■ What to work on
From the listing below, return each line that includes "session".

--- START ---

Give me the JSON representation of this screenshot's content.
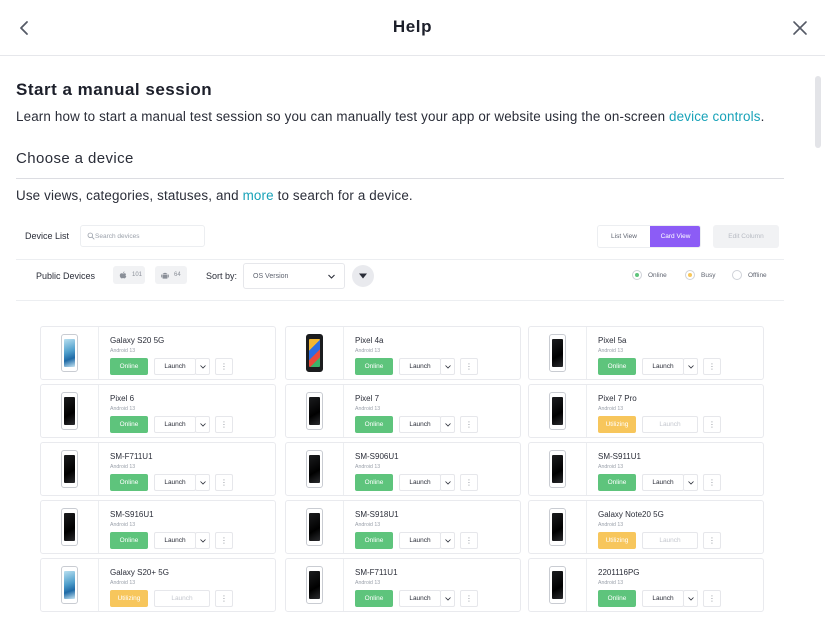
{
  "header": {
    "title": "Help",
    "back_icon": "chevron-left-icon",
    "close_icon": "close-icon"
  },
  "intro": {
    "title": "Start a manual session",
    "text_before_link": "Learn how to start a manual test session so you can manually test your app or website using the on-screen ",
    "link_text": "device controls",
    "text_after_link": "."
  },
  "choose": {
    "title": "Choose a device",
    "text_before_link": "Use views, categories, statuses, and ",
    "link_text": "more",
    "text_after_link": " to search for a device."
  },
  "device_list": {
    "label": "Device List",
    "search_placeholder": "Search devices",
    "list_view_label": "List View",
    "card_view_label": "Card View",
    "edit_column_label": "Edit Column",
    "public_devices_label": "Public Devices",
    "ios_count": "101",
    "android_count": "64",
    "sort_label": "Sort by:",
    "sort_value": "OS Version",
    "legend": {
      "online": "Online",
      "busy": "Busy",
      "offline": "Offline"
    },
    "colors": {
      "online": "#5ec47c",
      "busy": "#f7c65c",
      "accent": "#8c5cf6",
      "link": "#17a2b8"
    },
    "launch_label": "Launch",
    "devices": [
      {
        "name": "Galaxy S20 5G",
        "os": "Android 13",
        "status": "Online",
        "phone": "samsung"
      },
      {
        "name": "Pixel 4a",
        "os": "Android 13",
        "status": "Online",
        "phone": "pixel4a"
      },
      {
        "name": "Pixel 5a",
        "os": "Android 13",
        "status": "Online",
        "phone": "black"
      },
      {
        "name": "Pixel 6",
        "os": "Android 13",
        "status": "Online",
        "phone": "black"
      },
      {
        "name": "Pixel 7",
        "os": "Android 13",
        "status": "Online",
        "phone": "black"
      },
      {
        "name": "Pixel 7 Pro",
        "os": "Android 13",
        "status": "Utilizing",
        "phone": "black"
      },
      {
        "name": "SM-F711U1",
        "os": "Android 13",
        "status": "Online",
        "phone": "black"
      },
      {
        "name": "SM-S906U1",
        "os": "Android 13",
        "status": "Online",
        "phone": "black"
      },
      {
        "name": "SM-S911U1",
        "os": "Android 13",
        "status": "Online",
        "phone": "black"
      },
      {
        "name": "SM-S916U1",
        "os": "Android 13",
        "status": "Online",
        "phone": "black"
      },
      {
        "name": "SM-S918U1",
        "os": "Android 13",
        "status": "Online",
        "phone": "black"
      },
      {
        "name": "Galaxy Note20 5G",
        "os": "Android 13",
        "status": "Utilizing",
        "phone": "black"
      },
      {
        "name": "Galaxy S20+ 5G",
        "os": "Android 13",
        "status": "Utilizing",
        "phone": "samsung"
      },
      {
        "name": "SM-F711U1",
        "os": "Android 13",
        "status": "Online",
        "phone": "black"
      },
      {
        "name": "2201116PG",
        "os": "Android 13",
        "status": "Online",
        "phone": "black"
      }
    ]
  }
}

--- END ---

■ Task response
    "title": "Start a manual session",
    "text_before_link": "Learn how to start a manual test session so you can manually test your app or website using the on-screen ",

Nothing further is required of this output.